Friday, June 8, 2012 - Saturday, August 25, 2012

The Southwestern Virginia pole barn is a structure that symbolizes a sense of place for the region. Artist and Virginia Tech graduate student, Andrew Puhl, photo-documented these structures in their original landscapes for several years - often installing in them intensely colored fluorescent lights. Using the night sky as a backdrop, light adds a "haunted" aura to the images that dislocates a cultural identity that we customarily associate with these structures. The result is visually compelling and surreal.

Friday, June 8, 2012 - Saturday, August 11, 2012

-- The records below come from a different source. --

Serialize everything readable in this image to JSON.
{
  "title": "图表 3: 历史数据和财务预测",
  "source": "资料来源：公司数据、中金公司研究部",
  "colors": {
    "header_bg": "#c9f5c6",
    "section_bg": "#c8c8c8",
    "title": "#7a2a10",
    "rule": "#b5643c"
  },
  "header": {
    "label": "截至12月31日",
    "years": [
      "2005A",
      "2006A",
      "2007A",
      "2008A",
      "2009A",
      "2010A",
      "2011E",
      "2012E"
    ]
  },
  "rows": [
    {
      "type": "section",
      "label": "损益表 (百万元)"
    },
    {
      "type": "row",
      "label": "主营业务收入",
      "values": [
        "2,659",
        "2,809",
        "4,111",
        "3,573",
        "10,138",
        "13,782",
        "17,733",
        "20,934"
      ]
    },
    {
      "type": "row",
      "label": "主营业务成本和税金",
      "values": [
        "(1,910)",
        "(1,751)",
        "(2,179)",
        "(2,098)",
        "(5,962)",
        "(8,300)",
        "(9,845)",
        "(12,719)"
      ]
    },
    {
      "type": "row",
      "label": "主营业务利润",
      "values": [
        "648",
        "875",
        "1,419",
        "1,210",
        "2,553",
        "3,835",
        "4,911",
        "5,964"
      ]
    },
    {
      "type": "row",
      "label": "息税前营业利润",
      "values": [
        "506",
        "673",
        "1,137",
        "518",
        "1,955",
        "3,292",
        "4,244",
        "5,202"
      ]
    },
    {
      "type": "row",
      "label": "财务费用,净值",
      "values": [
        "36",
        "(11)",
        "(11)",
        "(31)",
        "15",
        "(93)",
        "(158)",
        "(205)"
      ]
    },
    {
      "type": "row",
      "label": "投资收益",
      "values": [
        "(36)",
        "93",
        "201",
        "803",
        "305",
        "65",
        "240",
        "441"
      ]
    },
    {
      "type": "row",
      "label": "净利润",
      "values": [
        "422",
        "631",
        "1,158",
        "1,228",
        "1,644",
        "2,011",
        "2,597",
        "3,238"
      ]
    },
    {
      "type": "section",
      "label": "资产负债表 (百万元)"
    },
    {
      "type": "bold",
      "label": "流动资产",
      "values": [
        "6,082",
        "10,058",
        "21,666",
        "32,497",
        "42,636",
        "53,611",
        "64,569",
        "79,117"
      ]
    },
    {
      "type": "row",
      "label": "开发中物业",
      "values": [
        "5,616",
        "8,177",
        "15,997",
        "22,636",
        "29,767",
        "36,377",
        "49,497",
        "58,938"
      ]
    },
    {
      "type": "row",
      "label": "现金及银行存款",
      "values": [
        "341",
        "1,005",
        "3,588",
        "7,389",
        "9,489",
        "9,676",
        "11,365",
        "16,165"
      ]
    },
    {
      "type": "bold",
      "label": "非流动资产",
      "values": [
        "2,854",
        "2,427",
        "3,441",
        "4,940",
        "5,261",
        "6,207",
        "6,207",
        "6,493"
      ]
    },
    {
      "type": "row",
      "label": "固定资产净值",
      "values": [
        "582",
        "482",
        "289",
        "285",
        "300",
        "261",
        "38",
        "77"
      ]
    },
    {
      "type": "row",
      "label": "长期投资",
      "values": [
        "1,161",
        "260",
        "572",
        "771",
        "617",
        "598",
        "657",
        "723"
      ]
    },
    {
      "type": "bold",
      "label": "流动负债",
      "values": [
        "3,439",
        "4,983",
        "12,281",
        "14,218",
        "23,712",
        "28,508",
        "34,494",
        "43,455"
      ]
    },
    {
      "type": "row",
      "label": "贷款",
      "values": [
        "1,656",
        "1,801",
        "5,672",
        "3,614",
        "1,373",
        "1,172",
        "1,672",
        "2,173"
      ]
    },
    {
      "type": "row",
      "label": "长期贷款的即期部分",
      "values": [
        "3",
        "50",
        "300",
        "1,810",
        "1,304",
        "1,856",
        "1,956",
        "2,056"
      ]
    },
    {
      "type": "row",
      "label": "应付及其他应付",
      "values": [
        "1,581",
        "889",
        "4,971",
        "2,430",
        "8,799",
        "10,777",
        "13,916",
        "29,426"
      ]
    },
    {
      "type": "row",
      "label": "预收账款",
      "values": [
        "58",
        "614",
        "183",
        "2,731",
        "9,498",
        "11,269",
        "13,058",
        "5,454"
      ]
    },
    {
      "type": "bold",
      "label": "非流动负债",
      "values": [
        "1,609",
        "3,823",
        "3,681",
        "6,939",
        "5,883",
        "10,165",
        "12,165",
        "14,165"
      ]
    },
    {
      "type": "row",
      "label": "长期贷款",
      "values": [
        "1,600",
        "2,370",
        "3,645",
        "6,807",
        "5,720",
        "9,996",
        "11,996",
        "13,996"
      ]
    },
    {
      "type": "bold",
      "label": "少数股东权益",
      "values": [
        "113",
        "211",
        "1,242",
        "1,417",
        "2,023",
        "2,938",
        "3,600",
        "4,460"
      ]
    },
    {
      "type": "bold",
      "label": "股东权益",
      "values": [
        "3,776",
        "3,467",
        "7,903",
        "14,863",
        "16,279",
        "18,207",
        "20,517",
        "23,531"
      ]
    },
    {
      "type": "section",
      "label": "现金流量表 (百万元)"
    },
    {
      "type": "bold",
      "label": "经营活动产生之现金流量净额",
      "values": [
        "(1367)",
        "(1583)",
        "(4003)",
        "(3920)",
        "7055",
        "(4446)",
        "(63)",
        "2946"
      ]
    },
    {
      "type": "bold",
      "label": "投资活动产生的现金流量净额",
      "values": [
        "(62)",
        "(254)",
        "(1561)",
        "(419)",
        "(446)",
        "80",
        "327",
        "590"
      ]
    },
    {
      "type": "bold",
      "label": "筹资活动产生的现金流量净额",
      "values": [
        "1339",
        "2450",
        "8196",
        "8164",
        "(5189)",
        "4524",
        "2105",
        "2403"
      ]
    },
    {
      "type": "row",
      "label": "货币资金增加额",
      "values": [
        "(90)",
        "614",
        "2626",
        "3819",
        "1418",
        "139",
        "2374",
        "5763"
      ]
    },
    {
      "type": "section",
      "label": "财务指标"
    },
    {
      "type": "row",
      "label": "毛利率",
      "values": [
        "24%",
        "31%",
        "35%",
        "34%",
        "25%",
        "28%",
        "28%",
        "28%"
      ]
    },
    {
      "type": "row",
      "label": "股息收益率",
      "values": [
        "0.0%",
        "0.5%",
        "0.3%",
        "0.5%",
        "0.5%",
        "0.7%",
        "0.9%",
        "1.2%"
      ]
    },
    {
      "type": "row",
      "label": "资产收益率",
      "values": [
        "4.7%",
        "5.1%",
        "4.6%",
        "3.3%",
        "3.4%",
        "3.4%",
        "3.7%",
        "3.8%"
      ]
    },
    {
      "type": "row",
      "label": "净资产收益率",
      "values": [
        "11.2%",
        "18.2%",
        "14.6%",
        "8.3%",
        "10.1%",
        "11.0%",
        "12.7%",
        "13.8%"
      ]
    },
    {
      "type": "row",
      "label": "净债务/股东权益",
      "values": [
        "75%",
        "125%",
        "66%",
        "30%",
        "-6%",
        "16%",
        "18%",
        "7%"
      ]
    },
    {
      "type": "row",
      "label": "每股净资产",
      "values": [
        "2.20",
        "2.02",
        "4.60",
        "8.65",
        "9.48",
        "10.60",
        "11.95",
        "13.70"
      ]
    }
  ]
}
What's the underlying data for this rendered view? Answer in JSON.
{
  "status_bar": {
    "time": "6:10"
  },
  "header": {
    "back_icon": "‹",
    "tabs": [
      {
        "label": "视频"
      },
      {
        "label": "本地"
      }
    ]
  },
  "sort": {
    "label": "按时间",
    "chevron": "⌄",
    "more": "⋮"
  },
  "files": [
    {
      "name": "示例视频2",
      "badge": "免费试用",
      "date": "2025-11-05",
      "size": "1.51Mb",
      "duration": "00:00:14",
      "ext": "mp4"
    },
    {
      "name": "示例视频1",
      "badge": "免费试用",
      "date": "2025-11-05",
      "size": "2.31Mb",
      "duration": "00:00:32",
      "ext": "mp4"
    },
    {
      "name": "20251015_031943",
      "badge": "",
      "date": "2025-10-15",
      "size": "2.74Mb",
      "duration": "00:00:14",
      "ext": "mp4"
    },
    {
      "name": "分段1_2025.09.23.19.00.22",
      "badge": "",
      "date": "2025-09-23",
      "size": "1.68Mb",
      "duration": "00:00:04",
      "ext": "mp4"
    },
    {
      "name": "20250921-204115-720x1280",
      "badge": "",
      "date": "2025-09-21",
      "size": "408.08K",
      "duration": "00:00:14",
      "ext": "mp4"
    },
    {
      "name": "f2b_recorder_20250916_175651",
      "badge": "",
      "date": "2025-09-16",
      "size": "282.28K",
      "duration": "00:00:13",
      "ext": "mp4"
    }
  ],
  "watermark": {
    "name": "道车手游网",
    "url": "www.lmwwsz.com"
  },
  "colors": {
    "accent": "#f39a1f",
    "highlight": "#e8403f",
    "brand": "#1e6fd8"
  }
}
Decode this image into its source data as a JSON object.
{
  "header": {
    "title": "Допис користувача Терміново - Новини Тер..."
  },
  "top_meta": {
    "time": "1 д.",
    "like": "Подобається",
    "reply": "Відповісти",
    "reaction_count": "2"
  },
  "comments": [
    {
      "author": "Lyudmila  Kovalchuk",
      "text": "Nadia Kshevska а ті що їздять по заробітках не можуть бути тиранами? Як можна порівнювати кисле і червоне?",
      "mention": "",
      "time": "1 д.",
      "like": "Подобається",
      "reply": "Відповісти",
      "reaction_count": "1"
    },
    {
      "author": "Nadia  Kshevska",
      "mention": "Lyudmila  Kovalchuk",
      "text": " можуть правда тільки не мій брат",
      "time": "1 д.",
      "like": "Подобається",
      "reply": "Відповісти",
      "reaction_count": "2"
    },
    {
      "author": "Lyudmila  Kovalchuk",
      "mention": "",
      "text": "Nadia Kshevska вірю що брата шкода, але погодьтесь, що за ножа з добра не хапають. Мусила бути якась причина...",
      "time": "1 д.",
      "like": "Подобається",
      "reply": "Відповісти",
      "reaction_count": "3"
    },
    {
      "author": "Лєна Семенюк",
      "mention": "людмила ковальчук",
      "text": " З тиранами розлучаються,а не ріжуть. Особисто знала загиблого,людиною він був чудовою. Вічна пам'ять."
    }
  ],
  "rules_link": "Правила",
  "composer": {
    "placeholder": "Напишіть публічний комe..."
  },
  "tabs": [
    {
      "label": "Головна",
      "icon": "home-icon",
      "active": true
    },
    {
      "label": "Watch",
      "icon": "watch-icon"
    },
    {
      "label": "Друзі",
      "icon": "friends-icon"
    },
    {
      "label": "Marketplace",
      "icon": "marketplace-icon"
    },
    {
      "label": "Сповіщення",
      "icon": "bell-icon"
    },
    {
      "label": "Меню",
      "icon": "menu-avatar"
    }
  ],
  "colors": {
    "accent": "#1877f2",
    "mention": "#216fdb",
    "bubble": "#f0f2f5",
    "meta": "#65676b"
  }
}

With the collapse of the stock market in 1929 and the Great Depression that followed, America saw more than 45 million citizens cast into abject poverty. In the midst of staggering hardship, the Great Depression also generated a tremendous outburst of creative energy in America's photographic community. At the center of the photographers documenting rural conditions, migrant workers, suffering families, and ravaged landscapes was Dorothea Lange, whose photographs from this era have become icons in American cultural history. This remarkable exhibition examines Lange's strikingly empathetic photographs along with the work of other important socially conscious photographers of the...